## Instructions for the task
Would you count the lines in the material below that include the string "sold"? Only the number is needed.

## Data provided
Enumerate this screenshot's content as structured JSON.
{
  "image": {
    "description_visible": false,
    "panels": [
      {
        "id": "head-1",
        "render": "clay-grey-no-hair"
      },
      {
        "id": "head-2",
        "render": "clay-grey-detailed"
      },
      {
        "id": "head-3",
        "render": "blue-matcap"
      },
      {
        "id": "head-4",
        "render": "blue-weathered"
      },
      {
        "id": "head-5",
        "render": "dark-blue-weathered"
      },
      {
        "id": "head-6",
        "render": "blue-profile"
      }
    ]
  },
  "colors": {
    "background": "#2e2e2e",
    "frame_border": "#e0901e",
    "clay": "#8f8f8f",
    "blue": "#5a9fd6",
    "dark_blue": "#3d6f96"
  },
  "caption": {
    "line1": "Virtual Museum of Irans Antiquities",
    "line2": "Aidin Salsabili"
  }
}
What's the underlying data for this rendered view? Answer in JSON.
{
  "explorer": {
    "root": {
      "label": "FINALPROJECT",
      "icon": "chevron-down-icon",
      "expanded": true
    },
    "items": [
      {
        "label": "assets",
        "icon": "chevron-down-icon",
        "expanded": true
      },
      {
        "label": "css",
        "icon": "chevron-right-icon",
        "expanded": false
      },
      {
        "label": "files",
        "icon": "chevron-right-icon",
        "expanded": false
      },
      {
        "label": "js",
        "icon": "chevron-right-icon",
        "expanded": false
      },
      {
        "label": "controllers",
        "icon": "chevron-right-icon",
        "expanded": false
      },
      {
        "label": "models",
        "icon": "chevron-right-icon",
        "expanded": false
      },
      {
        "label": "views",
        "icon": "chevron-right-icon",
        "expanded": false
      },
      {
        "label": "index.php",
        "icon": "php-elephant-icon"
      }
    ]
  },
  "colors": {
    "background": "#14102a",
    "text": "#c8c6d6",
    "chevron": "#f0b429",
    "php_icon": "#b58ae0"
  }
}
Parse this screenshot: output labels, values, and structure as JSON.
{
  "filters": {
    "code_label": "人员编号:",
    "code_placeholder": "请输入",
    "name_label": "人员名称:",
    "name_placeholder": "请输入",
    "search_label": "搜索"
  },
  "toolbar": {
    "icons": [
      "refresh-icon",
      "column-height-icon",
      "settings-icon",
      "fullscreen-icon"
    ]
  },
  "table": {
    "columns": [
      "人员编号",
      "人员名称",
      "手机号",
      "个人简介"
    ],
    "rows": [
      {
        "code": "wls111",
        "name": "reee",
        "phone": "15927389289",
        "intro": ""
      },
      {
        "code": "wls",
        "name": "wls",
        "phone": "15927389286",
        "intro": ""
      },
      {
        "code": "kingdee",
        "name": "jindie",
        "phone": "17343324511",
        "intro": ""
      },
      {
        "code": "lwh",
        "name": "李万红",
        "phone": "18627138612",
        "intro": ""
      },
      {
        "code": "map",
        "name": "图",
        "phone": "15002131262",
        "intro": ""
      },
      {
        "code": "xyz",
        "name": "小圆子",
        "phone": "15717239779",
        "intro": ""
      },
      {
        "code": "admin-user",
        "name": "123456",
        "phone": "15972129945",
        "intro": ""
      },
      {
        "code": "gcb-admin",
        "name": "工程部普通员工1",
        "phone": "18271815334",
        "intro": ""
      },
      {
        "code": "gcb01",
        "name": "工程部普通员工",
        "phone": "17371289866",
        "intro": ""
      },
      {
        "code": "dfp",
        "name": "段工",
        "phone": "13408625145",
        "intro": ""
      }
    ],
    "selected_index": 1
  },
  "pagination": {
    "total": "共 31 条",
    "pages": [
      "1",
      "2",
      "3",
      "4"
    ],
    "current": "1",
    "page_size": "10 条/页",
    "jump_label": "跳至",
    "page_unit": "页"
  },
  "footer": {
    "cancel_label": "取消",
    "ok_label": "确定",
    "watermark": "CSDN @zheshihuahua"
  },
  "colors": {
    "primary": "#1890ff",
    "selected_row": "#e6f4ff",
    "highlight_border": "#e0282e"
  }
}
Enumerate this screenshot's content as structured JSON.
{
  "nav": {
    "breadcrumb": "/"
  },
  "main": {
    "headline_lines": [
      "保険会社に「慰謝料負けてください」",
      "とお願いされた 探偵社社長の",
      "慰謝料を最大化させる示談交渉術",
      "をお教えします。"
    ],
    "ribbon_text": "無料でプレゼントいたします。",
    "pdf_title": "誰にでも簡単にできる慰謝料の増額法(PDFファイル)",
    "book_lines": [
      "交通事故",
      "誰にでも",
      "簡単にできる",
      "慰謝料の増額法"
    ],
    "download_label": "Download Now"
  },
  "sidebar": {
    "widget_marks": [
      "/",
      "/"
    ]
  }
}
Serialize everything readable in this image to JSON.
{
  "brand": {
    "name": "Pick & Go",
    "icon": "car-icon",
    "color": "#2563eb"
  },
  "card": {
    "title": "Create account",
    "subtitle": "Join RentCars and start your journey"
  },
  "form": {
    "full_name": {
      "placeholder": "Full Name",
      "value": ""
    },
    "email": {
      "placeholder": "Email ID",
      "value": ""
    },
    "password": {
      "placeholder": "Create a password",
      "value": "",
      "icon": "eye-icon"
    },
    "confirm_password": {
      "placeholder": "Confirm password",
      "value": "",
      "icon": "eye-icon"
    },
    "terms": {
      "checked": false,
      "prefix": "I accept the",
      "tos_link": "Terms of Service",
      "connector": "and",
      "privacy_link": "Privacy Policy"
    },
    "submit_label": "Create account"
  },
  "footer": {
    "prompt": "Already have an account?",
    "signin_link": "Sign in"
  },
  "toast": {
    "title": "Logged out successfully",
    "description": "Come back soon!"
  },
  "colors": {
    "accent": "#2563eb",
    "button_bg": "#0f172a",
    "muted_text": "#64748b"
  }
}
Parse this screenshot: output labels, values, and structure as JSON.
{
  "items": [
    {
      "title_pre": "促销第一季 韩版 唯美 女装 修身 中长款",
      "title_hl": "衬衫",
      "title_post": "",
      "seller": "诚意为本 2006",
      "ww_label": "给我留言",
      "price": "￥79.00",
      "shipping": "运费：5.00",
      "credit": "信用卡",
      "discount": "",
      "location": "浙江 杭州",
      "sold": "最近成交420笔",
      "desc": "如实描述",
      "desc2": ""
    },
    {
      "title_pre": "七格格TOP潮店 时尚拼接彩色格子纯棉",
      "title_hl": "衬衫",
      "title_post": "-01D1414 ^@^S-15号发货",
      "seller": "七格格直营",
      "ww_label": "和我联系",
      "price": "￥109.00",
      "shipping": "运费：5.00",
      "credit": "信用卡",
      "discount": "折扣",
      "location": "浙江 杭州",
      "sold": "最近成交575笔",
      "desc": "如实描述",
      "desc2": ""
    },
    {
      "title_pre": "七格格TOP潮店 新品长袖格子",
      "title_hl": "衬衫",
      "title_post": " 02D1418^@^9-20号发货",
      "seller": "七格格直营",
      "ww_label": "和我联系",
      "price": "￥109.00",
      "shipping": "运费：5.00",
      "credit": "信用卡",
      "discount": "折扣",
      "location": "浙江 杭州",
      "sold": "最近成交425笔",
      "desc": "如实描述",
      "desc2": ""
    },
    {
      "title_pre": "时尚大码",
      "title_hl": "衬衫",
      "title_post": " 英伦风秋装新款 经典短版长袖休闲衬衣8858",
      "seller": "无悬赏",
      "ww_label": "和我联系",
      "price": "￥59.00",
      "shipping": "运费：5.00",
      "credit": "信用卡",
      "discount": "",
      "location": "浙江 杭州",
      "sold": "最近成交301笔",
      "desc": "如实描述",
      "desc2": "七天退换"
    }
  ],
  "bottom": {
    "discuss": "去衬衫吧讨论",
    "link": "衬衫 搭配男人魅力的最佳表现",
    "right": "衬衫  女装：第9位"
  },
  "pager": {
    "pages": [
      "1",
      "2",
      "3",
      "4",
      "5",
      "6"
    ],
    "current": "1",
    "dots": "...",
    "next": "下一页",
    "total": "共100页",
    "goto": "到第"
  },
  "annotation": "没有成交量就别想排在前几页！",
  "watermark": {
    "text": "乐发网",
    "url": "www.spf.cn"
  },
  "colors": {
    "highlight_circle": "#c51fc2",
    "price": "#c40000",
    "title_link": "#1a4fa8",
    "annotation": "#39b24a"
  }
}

## Worked solution
4